Pat Padua, Spectrum Culture

A ghost story folded into a town portrait, dotted with romance and history lessons, [Casting is] a stylistic, emotional balancing act unlike anything else you’re likely to see. 

Robert Abele, The Los Angeles Times

Seven Weeks pulses with more hot-blooded vitality and audacity than most films by [Obayashi’s] younger compatriots.

Don Brown, The Asahi Shimbun

[Hanagatami is] ultimately a cautionary plea to avoid the perils of the past, in the form of an auteurist fever dream.

Siddhant Adlakha, The Village Voice

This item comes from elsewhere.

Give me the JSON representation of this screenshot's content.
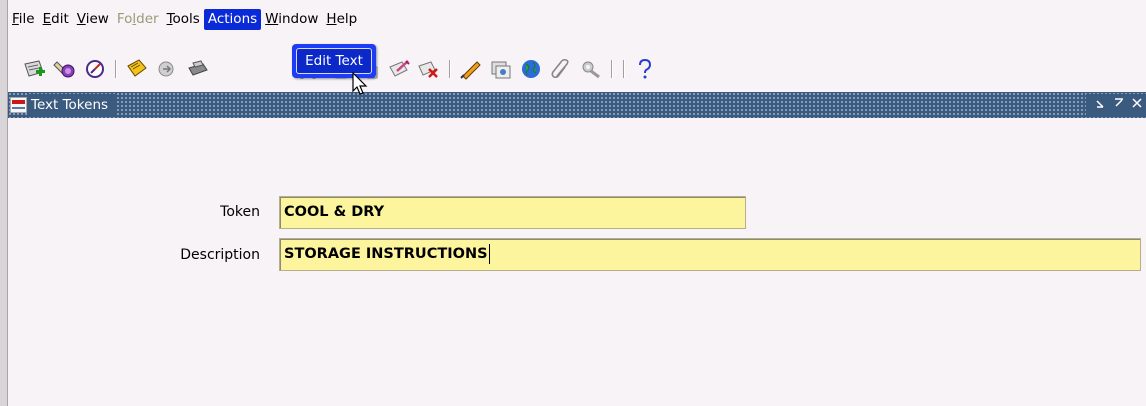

[Hanagatami's] nearly three hours of dense story-telling roll by while a sprawling and vividly drawn cast of characters explore young love and the meaning of life.

Deborah Young, The Hollywood Reporter